At a time of such tragedy and outrage, it is vital that we are not drawn into responses that feed a cycle of violence and hatred. President Obama has said that ISIS grew out of our invasion of Iraq, and that it is one of its unintended consequences. Will the Prime Minister consider that as one of the very careful responses that President Obama has made recently on this matter? It is essential that any military response that might be considered has not only consent, but support of the international community and, crucially, legality from the United Nations. I welcome the Prime Minister’s comments at the G20 yesterday when he said:

“I think people want to know there is a whole plan for the future of Syria, for the future of the region. It is perfectly right to say a few extra bombs and missiles won’t transform the situation.”

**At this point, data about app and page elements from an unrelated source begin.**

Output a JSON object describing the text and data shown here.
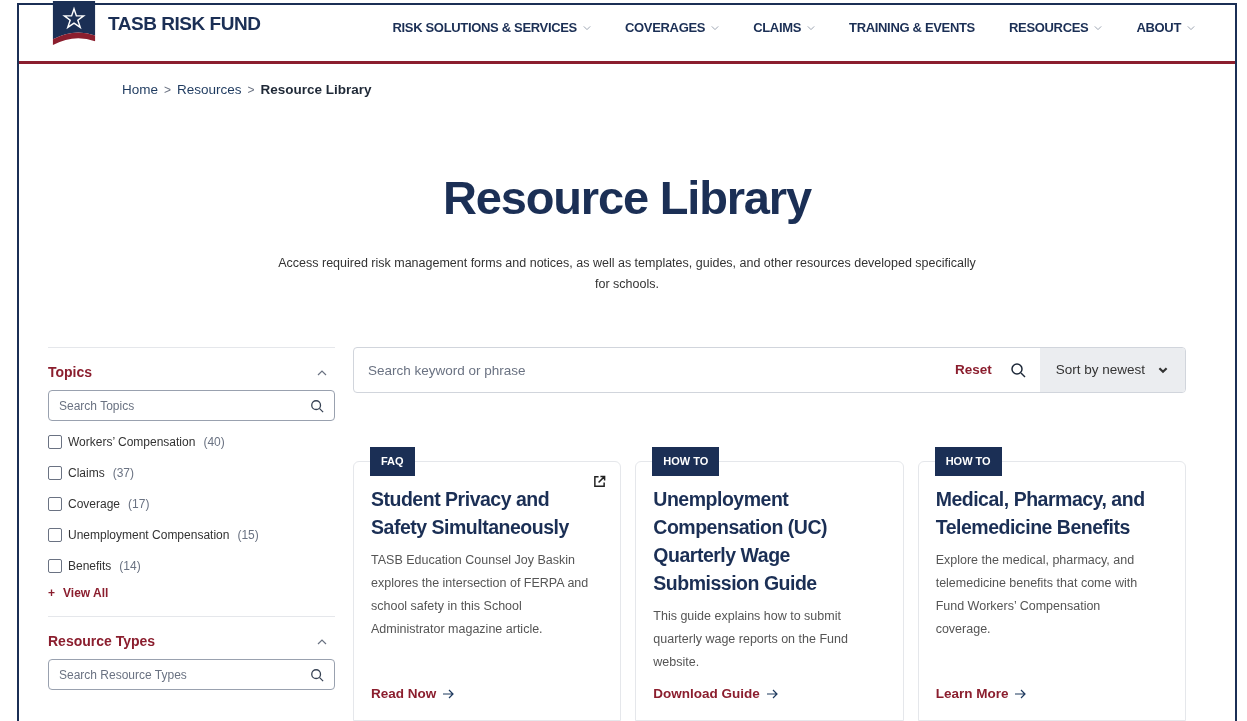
{
  "header": {
    "logo_text": "TASB RISK FUND",
    "nav": [
      {
        "label": "RISK SOLUTIONS & SERVICES",
        "dropdown": true
      },
      {
        "label": "COVERAGES",
        "dropdown": true
      },
      {
        "label": "CLAIMS",
        "dropdown": true
      },
      {
        "label": "TRAINING & EVENTS",
        "dropdown": false
      },
      {
        "label": "RESOURCES",
        "dropdown": true
      },
      {
        "label": "ABOUT",
        "dropdown": true
      }
    ]
  },
  "breadcrumb": [
    {
      "label": "Home",
      "current": false
    },
    {
      "label": "Resources",
      "current": false
    },
    {
      "label": "Resource Library",
      "current": true
    }
  ],
  "breadcrumb_separator": ">",
  "page_title": "Resource Library",
  "intro": "Access required risk management forms and notices, as well as templates, guides, and other resources developed specifically for schools.",
  "filters": [
    {
      "title": "Topics",
      "expanded": true,
      "search_placeholder": "Search Topics",
      "options": [
        {
          "label": "Workers’ Compensation",
          "count": "(40)",
          "checked": false
        },
        {
          "label": "Claims",
          "count": "(37)",
          "checked": false
        },
        {
          "label": "Coverage",
          "count": "(17)",
          "checked": false
        },
        {
          "label": "Unemployment Compensation",
          "count": "(15)",
          "checked": false
        },
        {
          "label": "Benefits",
          "count": "(14)",
          "checked": false
        }
      ],
      "view_all_icon": "+",
      "view_all": "View All"
    },
    {
      "title": "Resource Types",
      "expanded": true,
      "search_placeholder": "Search Resource Types"
    }
  ],
  "search": {
    "placeholder": "Search keyword or phrase",
    "reset": "Reset",
    "sort": "Sort by newest"
  },
  "cards": [
    {
      "tag": "FAQ",
      "external": true,
      "title": "Student Privacy and Safety Simultaneously",
      "description": "TASB Education Counsel Joy Baskin explores the intersection of FERPA and school safety in this School Administrator magazine article.",
      "link": "Read Now"
    },
    {
      "tag": "HOW TO",
      "external": false,
      "title": "Unemployment Compensation (UC) Quarterly Wage Submission Guide",
      "description": "This guide explains how to submit quarterly wage reports on the Fund website.",
      "link": "Download Guide"
    },
    {
      "tag": "HOW TO",
      "external": false,
      "title": "Medical, Pharmacy, and Telemedicine Benefits",
      "description": "Explore the medical, pharmacy, and telemedicine benefits that come with Fund Workers’ Compensation coverage.",
      "link": "Learn More"
    }
  ]
}
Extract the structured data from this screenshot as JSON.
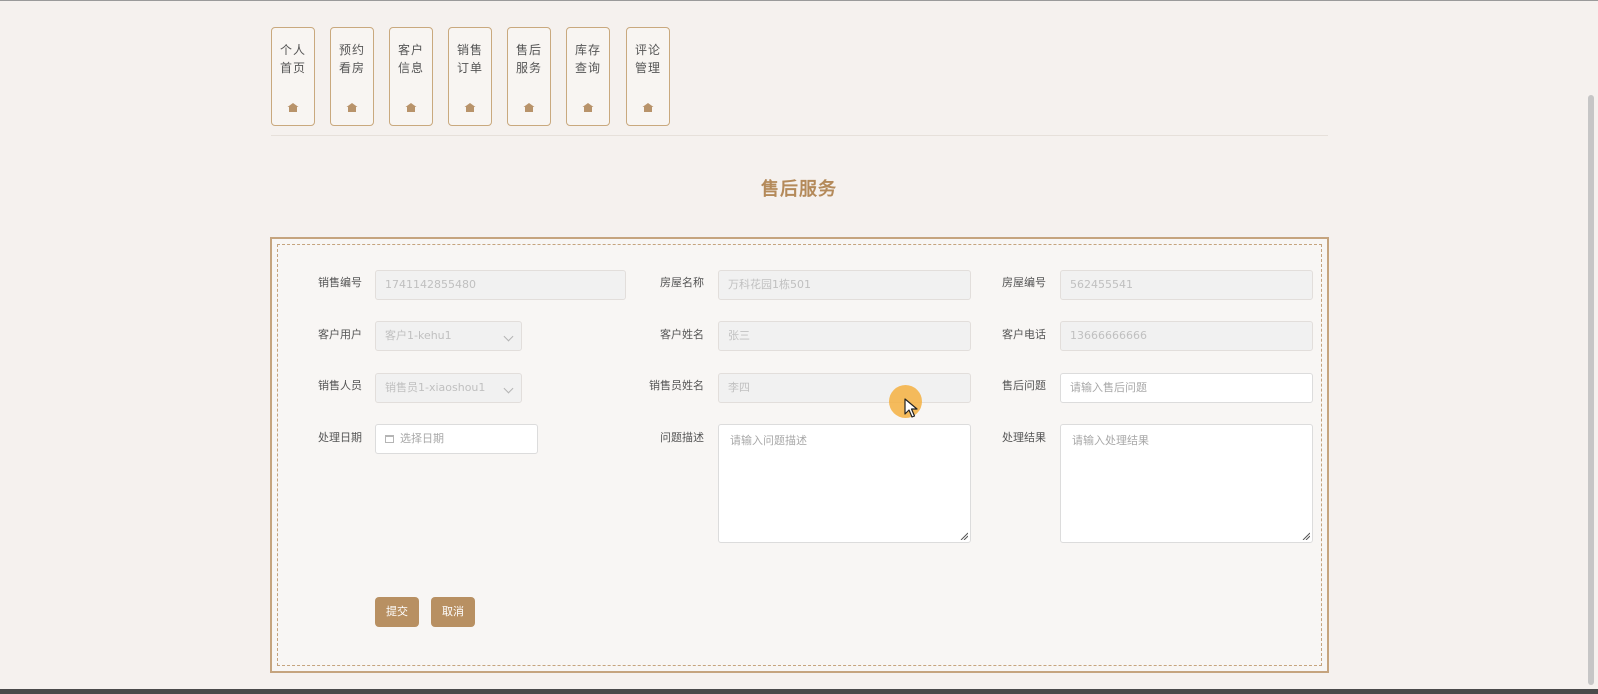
{
  "nav": {
    "items": [
      {
        "label": "个人首页",
        "icon": "home-icon"
      },
      {
        "label": "预约看房",
        "icon": "home-icon"
      },
      {
        "label": "客户信息",
        "icon": "home-icon"
      },
      {
        "label": "销售订单",
        "icon": "home-icon"
      },
      {
        "label": "售后服务",
        "icon": "home-icon"
      },
      {
        "label": "库存查询",
        "icon": "home-icon"
      },
      {
        "label": "评论管理",
        "icon": "home-icon"
      }
    ]
  },
  "page": {
    "title": "售后服务"
  },
  "form": {
    "sale_no": {
      "label": "销售编号",
      "value": "1741142855480"
    },
    "house_name": {
      "label": "房屋名称",
      "value": "万科花园1栋501"
    },
    "house_no": {
      "label": "房屋编号",
      "value": "562455541"
    },
    "customer_user": {
      "label": "客户用户",
      "value": "客户1-kehu1"
    },
    "customer_name": {
      "label": "客户姓名",
      "value": "张三"
    },
    "customer_phone": {
      "label": "客户电话",
      "value": "13666666666"
    },
    "salesperson": {
      "label": "销售人员",
      "value": "销售员1-xiaoshou1"
    },
    "salesperson_name": {
      "label": "销售员姓名",
      "value": "李四"
    },
    "after_sale_issue": {
      "label": "售后问题",
      "placeholder": "请输入售后问题"
    },
    "process_date": {
      "label": "处理日期",
      "placeholder": "选择日期"
    },
    "issue_desc": {
      "label": "问题描述",
      "placeholder": "请输入问题描述"
    },
    "process_result": {
      "label": "处理结果",
      "placeholder": "请输入处理结果"
    },
    "submit_label": "提交",
    "cancel_label": "取消"
  },
  "colors": {
    "accent": "#b89062",
    "title": "#b48a5a",
    "border": "#c5a47e",
    "background": "#f5f1ee",
    "cursor_halo": "#f5b041"
  }
}
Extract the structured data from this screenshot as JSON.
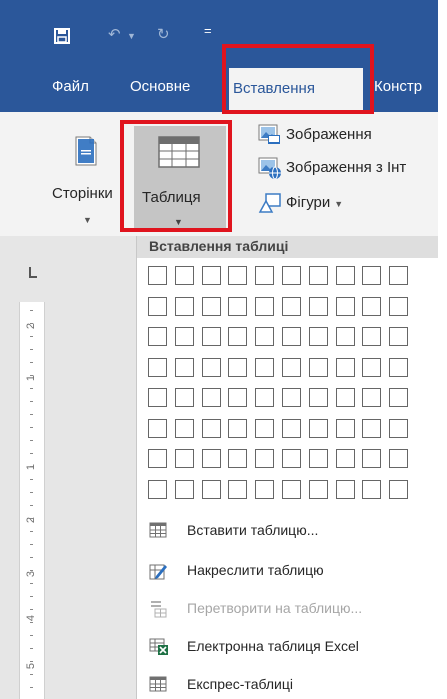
{
  "quick_access": {
    "save_icon": "save-icon",
    "undo_icon": "undo-icon",
    "redo_icon": "redo-icon",
    "customize_glyph": "="
  },
  "tabs": [
    {
      "label": "Файл"
    },
    {
      "label": "Основне"
    },
    {
      "label": "Вставлення",
      "active": true
    },
    {
      "label": "Констр"
    }
  ],
  "ribbon": {
    "pages_label": "Сторінки",
    "table_label": "Таблиця",
    "picture_label": "Зображення",
    "online_picture_label": "Зображення з Інт",
    "shapes_label": "Фігури"
  },
  "ruler": {
    "numbers": [
      "2",
      "1",
      "1",
      "2",
      "3",
      "4",
      "5"
    ]
  },
  "dropdown": {
    "header": "Вставлення таблиці",
    "grid": {
      "columns": 10,
      "rows": 8
    },
    "items": [
      {
        "label": "Вставити таблицю...",
        "enabled": true
      },
      {
        "label": "Накреслити таблицю",
        "enabled": true
      },
      {
        "label": "Перетворити на таблицю...",
        "enabled": false
      },
      {
        "label": "Електронна таблиця Excel",
        "enabled": true
      },
      {
        "label": "Експрес-таблиці",
        "enabled": true
      }
    ]
  },
  "colors": {
    "ribbon_blue": "#2b579a",
    "highlight_red": "#e0141e",
    "ribbon_bg": "#f3f3f3"
  }
}
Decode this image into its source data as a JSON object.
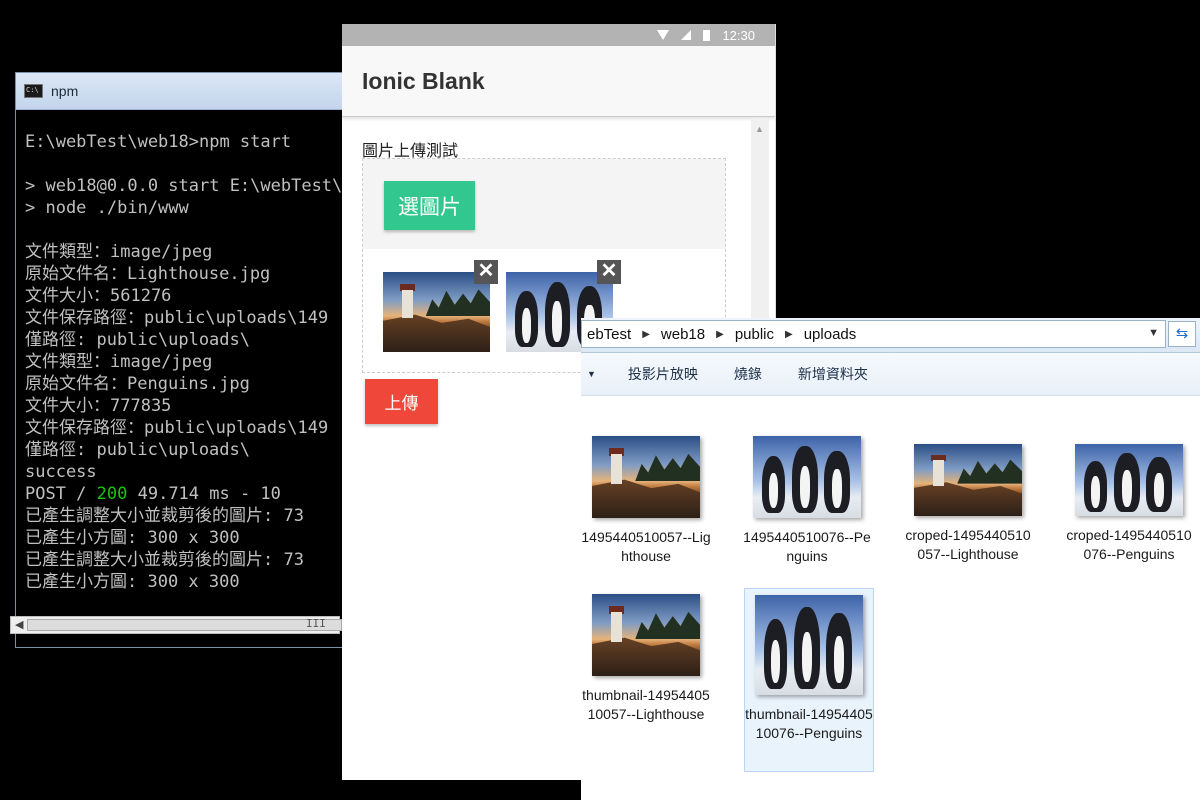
{
  "cmd": {
    "title": "npm",
    "lines": [
      "E:\\webTest\\web18>npm start",
      "",
      "> web18@0.0.0 start E:\\webTest\\",
      "> node ./bin/www",
      "",
      "文件類型：image/jpeg",
      "原始文件名：Lighthouse.jpg",
      "文件大小：561276",
      "文件保存路徑：public\\uploads\\149",
      "僅路徑: public\\uploads\\",
      "文件類型：image/jpeg",
      "原始文件名：Penguins.jpg",
      "文件大小：777835",
      "文件保存路徑：public\\uploads\\149",
      "僅路徑: public\\uploads\\",
      "success",
      "POST / ",
      "已產生調整大小並裁剪後的圖片: 73",
      "已產生小方圖: 300 x 300",
      "已產生調整大小並裁剪後的圖片: 73",
      "已產生小方圖: 300 x 300"
    ],
    "post_status": "200",
    "post_tail": " 49.714 ms - 10",
    "status_color": "#16c60c"
  },
  "phone": {
    "time": "12:30",
    "header_title": "Ionic Blank",
    "label": "圖片上傳測試",
    "pick_button": "選圖片",
    "pick_color": "#32c78f",
    "upload_button": "上傳",
    "upload_color": "#ef473a",
    "close_glyph": "✕"
  },
  "explorer": {
    "breadcrumb": [
      "ebTest",
      "web18",
      "public",
      "uploads"
    ],
    "toolbar": [
      "投影片放映",
      "燒錄",
      "新增資料夾"
    ],
    "files": [
      {
        "name": "1495440510057--Lighthouse",
        "image": "lighthouse"
      },
      {
        "name": "1495440510076--Penguins",
        "image": "penguins"
      },
      {
        "name": "croped-1495440510057--Lighthouse",
        "image": "lighthouse"
      },
      {
        "name": "croped-1495440510076--Penguins",
        "image": "penguins"
      },
      {
        "name": "thumbnail-1495440510057--Lighthouse",
        "image": "lighthouse"
      },
      {
        "name": "thumbnail-1495440510076--Penguins",
        "image": "penguins"
      }
    ]
  }
}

I welcome the Prime Minister’s commitment to respond personally to the Foreign Affairs Committee report, which has been so carefully presented to the House and the country. Will he confirm that, before bringing any motion to the House, he will provide answers, as he has indicated that he will, to the seven questions raised by the Select Committee report? Will he also say more about the particular contribution that Britain has made to the Vienna talks on the future of Syria? The talks possibly provide a basis for some cautious optimism that there could indeed be a political future in Syria that involves a ceasefire and the ability of people eventually to be able to return home.

Finally on this matter, will the Prime Minister also say what more can be done to cut off supplies of weapons and external markets to ISIL? Weapons are being supplied to some of the most repressive regimes in the region. What is being done to ensure that they do not end up in even worse hands, including those of ISIL and some of the extremist jihadist groups in Syria? What more can be done to bring to account those Governments, organisations or banks that have funded these extremists, or turned a blind eye to them? We need to know the financial trail by which ISIL gets its funding and indeed sells its oil.

Turning quickly now to other G20 issues, did the Prime Minister have a chance to congratulate the new Canadian Prime Minister? He did not mention it, but I am sure that he has. Is he also aware that the current slowdown in the global economy is causing concern? What discussions has he had with his Chancellor about the dangers of more demand being sucked out of the economy at this time?

In conclusion, the Prime Minister mentioned the climate change talks that will be going on in Paris over the next few weeks. They are very, very important indeed. I welcome the commitment he made in relation to the problems created by epidemics and antibiotic resistance. I ask him also to consider this: the cuts that have been made to renewable energy in this country run directly counter to everything he and his Government have said they want to achieve at the climate change talks. We must combat climate change globally, internationally, and here in Britain.